→ **Activity**
Could you output each line below precisely as it stands, without the images?

──────────

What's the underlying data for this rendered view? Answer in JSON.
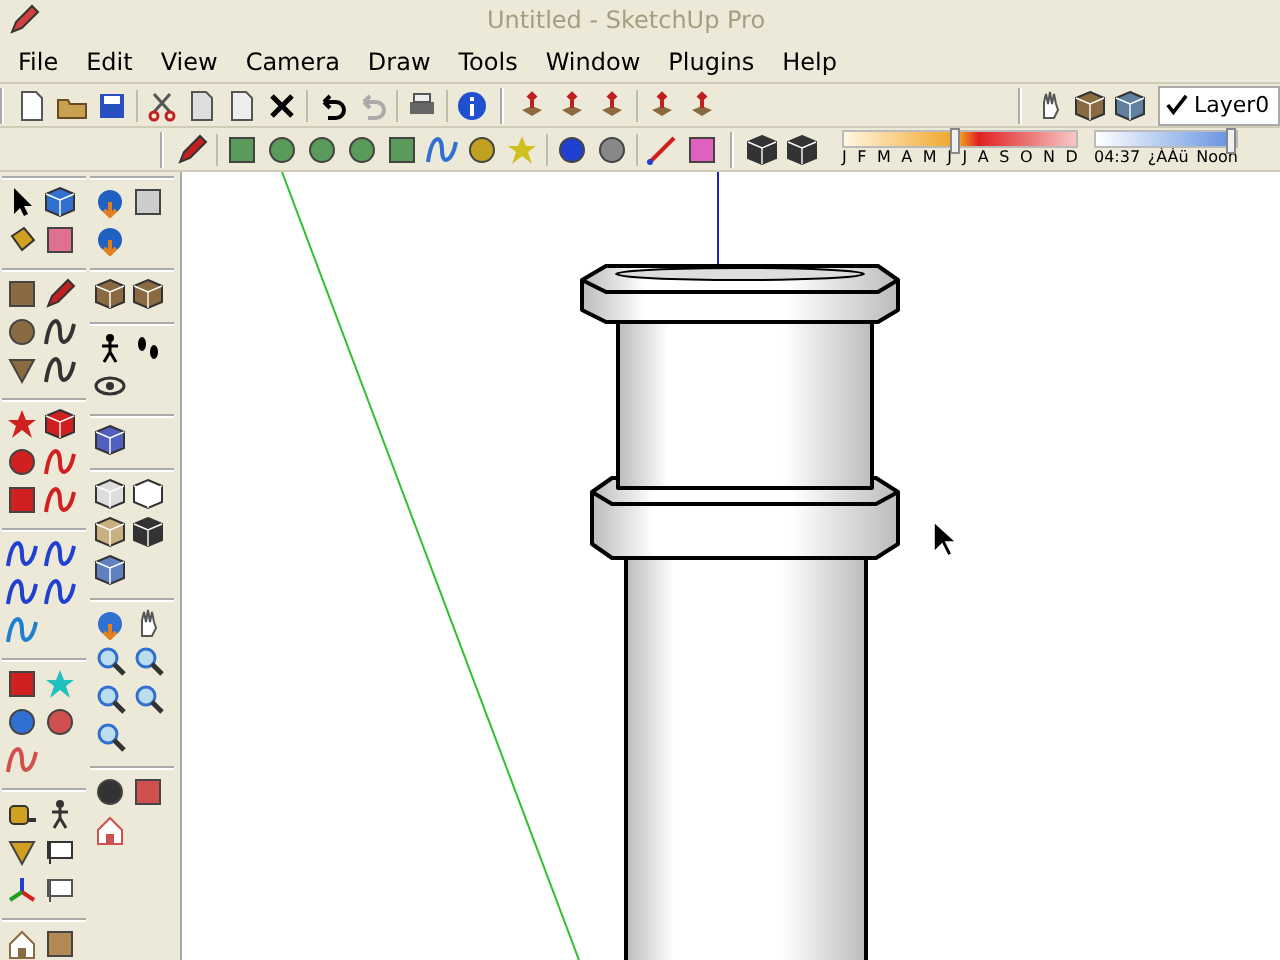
{
  "window": {
    "title": "Untitled - SketchUp Pro"
  },
  "menu": [
    "File",
    "Edit",
    "View",
    "Camera",
    "Draw",
    "Tools",
    "Window",
    "Plugins",
    "Help"
  ],
  "layers": {
    "checked": true,
    "current": "Layer0"
  },
  "shadow_date": {
    "level": 0.47,
    "months": [
      "J",
      "F",
      "M",
      "A",
      "M",
      "J",
      "J",
      "A",
      "S",
      "O",
      "N",
      "D"
    ]
  },
  "shadow_time": {
    "level": 0.96,
    "time": "04:37",
    "period": "¿ÀÀü",
    "noon": "Noon"
  }
}
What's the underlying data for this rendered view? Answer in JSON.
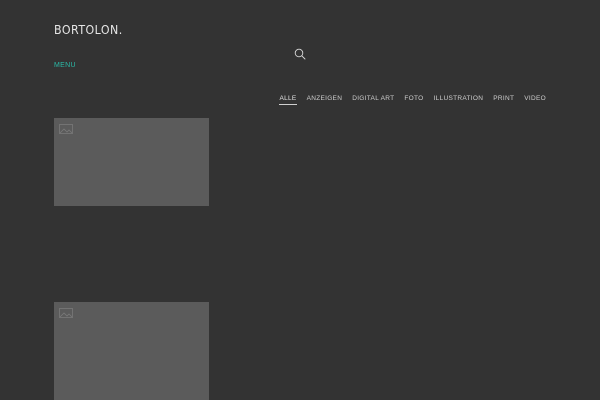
{
  "header": {
    "logo": "BORTOLON.",
    "menu_label": "MENU"
  },
  "icons": {
    "search": "search-icon"
  },
  "colors": {
    "background": "#333333",
    "accent": "#2bb9a7",
    "thumbnail": "#5b5b5b"
  },
  "filters": [
    {
      "label": "ALLE",
      "active": true
    },
    {
      "label": "ANZEIGEN",
      "active": false
    },
    {
      "label": "DIGITAL ART",
      "active": false
    },
    {
      "label": "FOTO",
      "active": false
    },
    {
      "label": "ILLUSTRATION",
      "active": false
    },
    {
      "label": "PRINT",
      "active": false
    },
    {
      "label": "VIDEO",
      "active": false
    }
  ]
}
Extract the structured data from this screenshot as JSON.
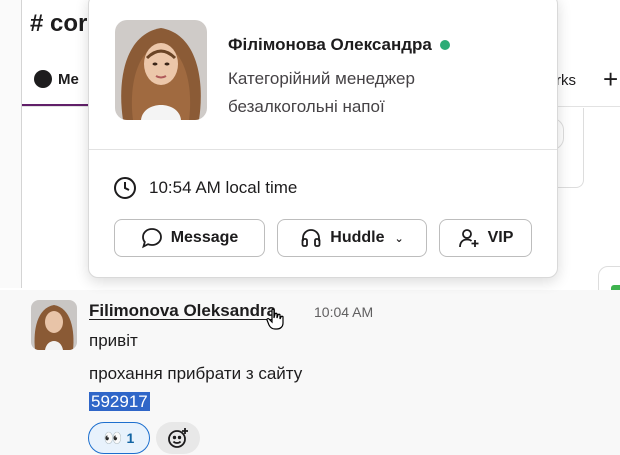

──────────

→ **Finished task**
What's the underlying data for this rendered view? Answer in JSON.
{
  "window": {
    "title": "Untitled - SketchUp Pro"
  },
  "menu": [
    "File",
    "Edit",
    "View",
    "Camera",
    "Draw",
    "Tools",
    "Window",
    "Plugins",
    "Help"
  ],
  "layers": {
    "checked": true,
    "current": "Layer0"
  },
  "shadow_date": {
    "level": 0.47,
    "months": [
      "J",
      "F",
      "M",
      "A",
      "M",
      "J",
      "J",
      "A",
      "S",
      "O",
      "N",
      "D"
    ]
  },
  "shadow_time": {
    "level": 0.96,
    "time": "04:37",
    "period": "¿ÀÀü",
    "noon": "Noon"
  }
}
What's the underlying data for this rendered view? Answer in JSON.
{
  "header": {
    "logo": "BORTOLON.",
    "menu_label": "MENU"
  },
  "icons": {
    "search": "search-icon"
  },
  "colors": {
    "background": "#333333",
    "accent": "#2bb9a7",
    "thumbnail": "#5b5b5b"
  },
  "filters": [
    {
      "label": "ALLE",
      "active": true
    },
    {
      "label": "ANZEIGEN",
      "active": false
    },
    {
      "label": "DIGITAL ART",
      "active": false
    },
    {
      "label": "FOTO",
      "active": false
    },
    {
      "label": "ILLUSTRATION",
      "active": false
    },
    {
      "label": "PRINT",
      "active": false
    },
    {
      "label": "VIDEO",
      "active": false
    }
  ]
}
Extract the structured data from this screenshot as JSON.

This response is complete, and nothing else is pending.